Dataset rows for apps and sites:
BEGIN

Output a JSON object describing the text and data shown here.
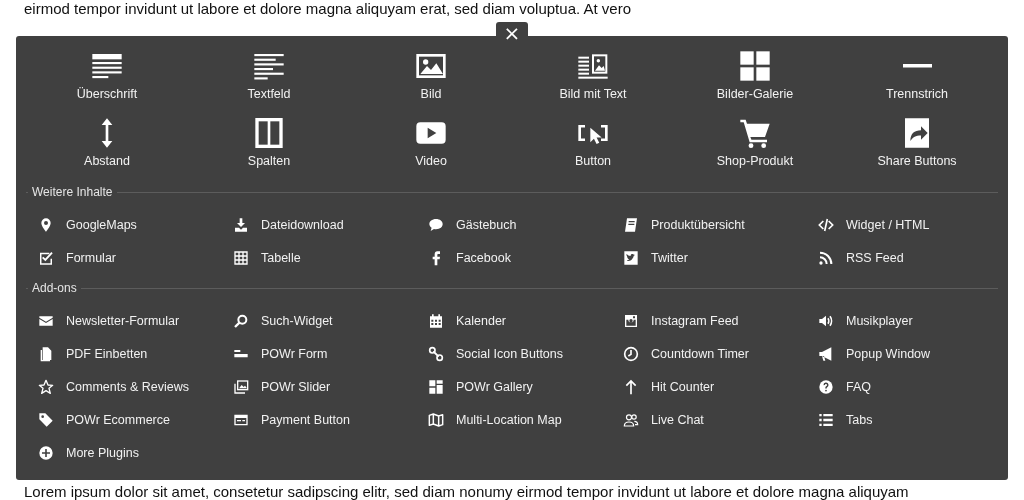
{
  "page_text_top": "eirmod tempor invidunt ut labore et dolore magna aliquyam erat, sed diam voluptua. At vero",
  "close_button": "×",
  "elements": [
    {
      "label": "Überschrift"
    },
    {
      "label": "Textfeld"
    },
    {
      "label": "Bild"
    },
    {
      "label": "Bild mit Text"
    },
    {
      "label": "Bilder-Galerie"
    },
    {
      "label": "Trennstrich"
    },
    {
      "label": "Abstand"
    },
    {
      "label": "Spalten"
    },
    {
      "label": "Video"
    },
    {
      "label": "Button"
    },
    {
      "label": "Shop-Produkt"
    },
    {
      "label": "Share Buttons"
    }
  ],
  "sections": [
    {
      "title": "Weitere Inhalte",
      "items": [
        {
          "label": "GoogleMaps"
        },
        {
          "label": "Dateidownload"
        },
        {
          "label": "Gästebuch"
        },
        {
          "label": "Produktübersicht"
        },
        {
          "label": "Widget / HTML"
        },
        {
          "label": "Formular"
        },
        {
          "label": "Tabelle"
        },
        {
          "label": "Facebook"
        },
        {
          "label": "Twitter"
        },
        {
          "label": "RSS Feed"
        }
      ]
    },
    {
      "title": "Add-ons",
      "items": [
        {
          "label": "Newsletter-Formular"
        },
        {
          "label": "Such-Widget"
        },
        {
          "label": "Kalender"
        },
        {
          "label": "Instagram Feed"
        },
        {
          "label": "Musikplayer"
        },
        {
          "label": "PDF Einbetten"
        },
        {
          "label": "POWr Form"
        },
        {
          "label": "Social Icon Buttons"
        },
        {
          "label": "Countdown Timer"
        },
        {
          "label": "Popup Window"
        },
        {
          "label": "Comments & Reviews"
        },
        {
          "label": "POWr Slider"
        },
        {
          "label": "POWr Gallery"
        },
        {
          "label": "Hit Counter"
        },
        {
          "label": "FAQ"
        },
        {
          "label": "POWr Ecommerce"
        },
        {
          "label": "Payment Button"
        },
        {
          "label": "Multi-Location Map"
        },
        {
          "label": "Live Chat"
        },
        {
          "label": "Tabs"
        },
        {
          "label": "More Plugins"
        }
      ]
    }
  ],
  "page_text_bottom": "Lorem ipsum dolor sit amet, consetetur sadipscing elitr, sed diam nonumy eirmod tempor invidunt ut labore et dolore magna aliquyam"
}
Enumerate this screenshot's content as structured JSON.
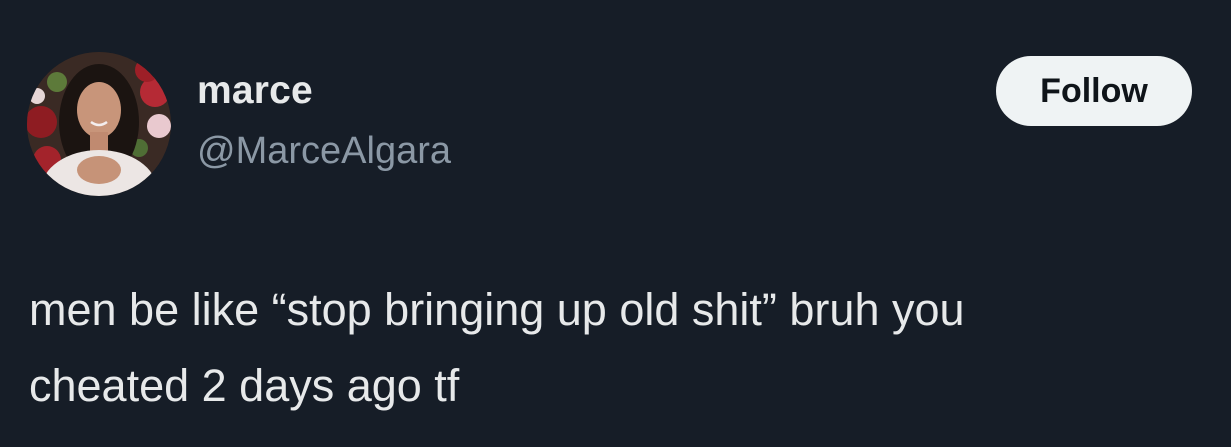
{
  "author": {
    "display_name": "marce",
    "handle": "@MarceAlgara"
  },
  "actions": {
    "follow_label": "Follow"
  },
  "tweet": {
    "text": "men be like “stop bringing up old shit” bruh you\ncheated 2 days ago tf"
  },
  "colors": {
    "background": "#161d27",
    "primary_text": "#e7e9ea",
    "secondary_text": "#8b98a5",
    "follow_button_bg": "#eff3f4",
    "follow_button_text": "#0f1419"
  }
}
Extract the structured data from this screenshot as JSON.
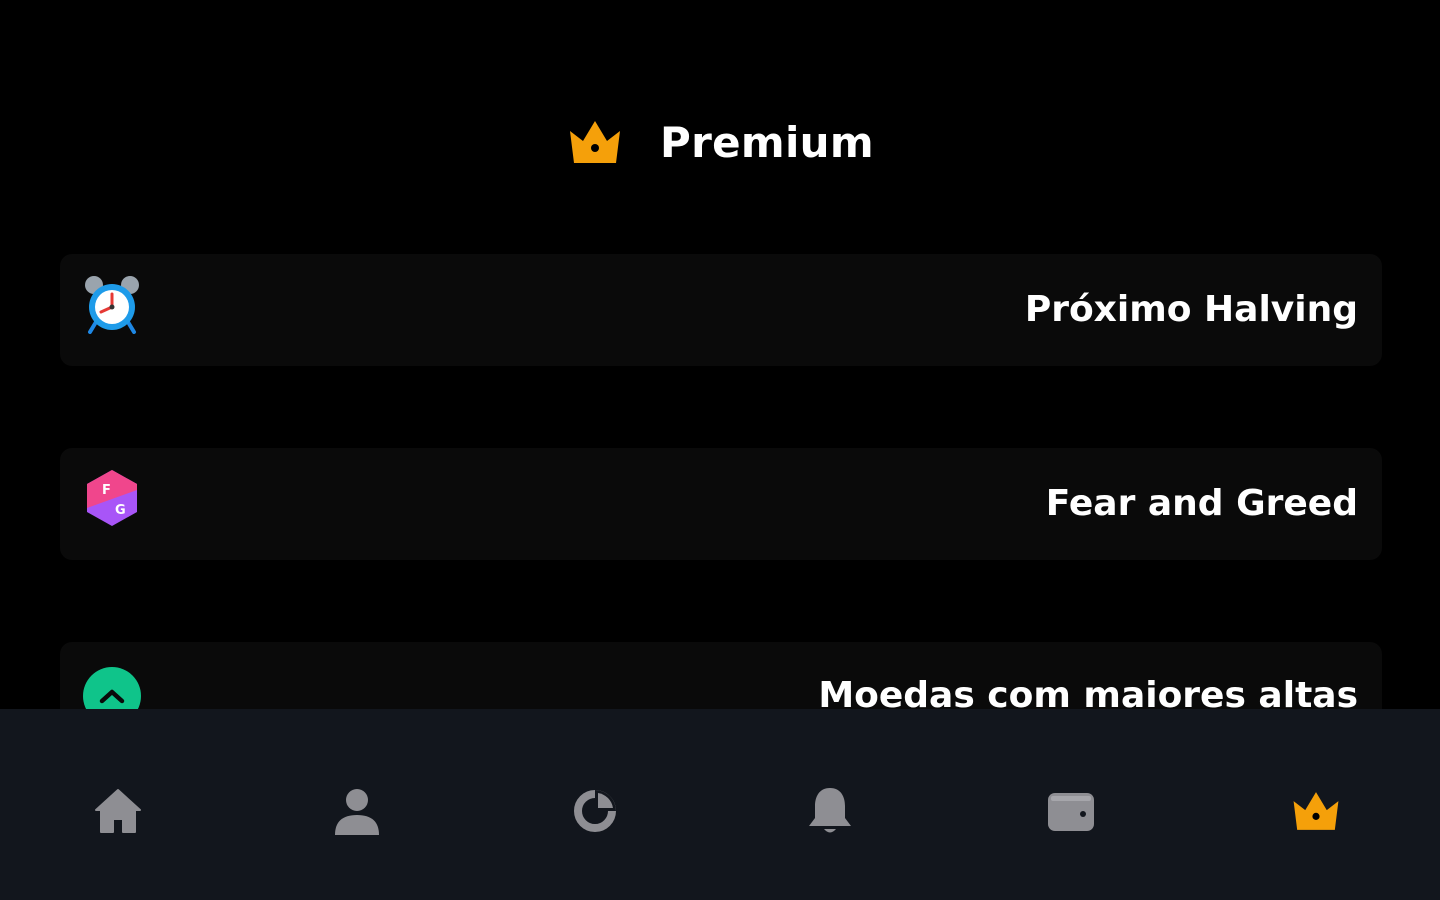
{
  "header": {
    "title": "Premium",
    "icon": "crown-icon",
    "icon_color": "#f5a00a"
  },
  "menu": {
    "items": [
      {
        "label": "Próximo Halving",
        "icon": "alarm-clock-icon"
      },
      {
        "label": "Fear and Greed",
        "icon": "fear-greed-icon"
      },
      {
        "label": "Moedas com maiores altas",
        "icon": "chevron-up-circle-icon",
        "icon_color": "#0fc48a"
      }
    ]
  },
  "tabbar": {
    "tabs": [
      {
        "name": "home",
        "icon": "home-icon"
      },
      {
        "name": "profile",
        "icon": "user-icon"
      },
      {
        "name": "portfolio",
        "icon": "pie-chart-icon"
      },
      {
        "name": "alerts",
        "icon": "bell-icon"
      },
      {
        "name": "wallet",
        "icon": "wallet-icon"
      },
      {
        "name": "premium",
        "icon": "crown-icon",
        "active": true
      }
    ],
    "inactive_color": "#8e8e93",
    "active_color": "#f5a00a"
  },
  "colors": {
    "background": "#000000",
    "card": "#0a0a0a",
    "tabbar": "#12161d"
  }
}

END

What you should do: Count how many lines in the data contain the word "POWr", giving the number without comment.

Solution: 4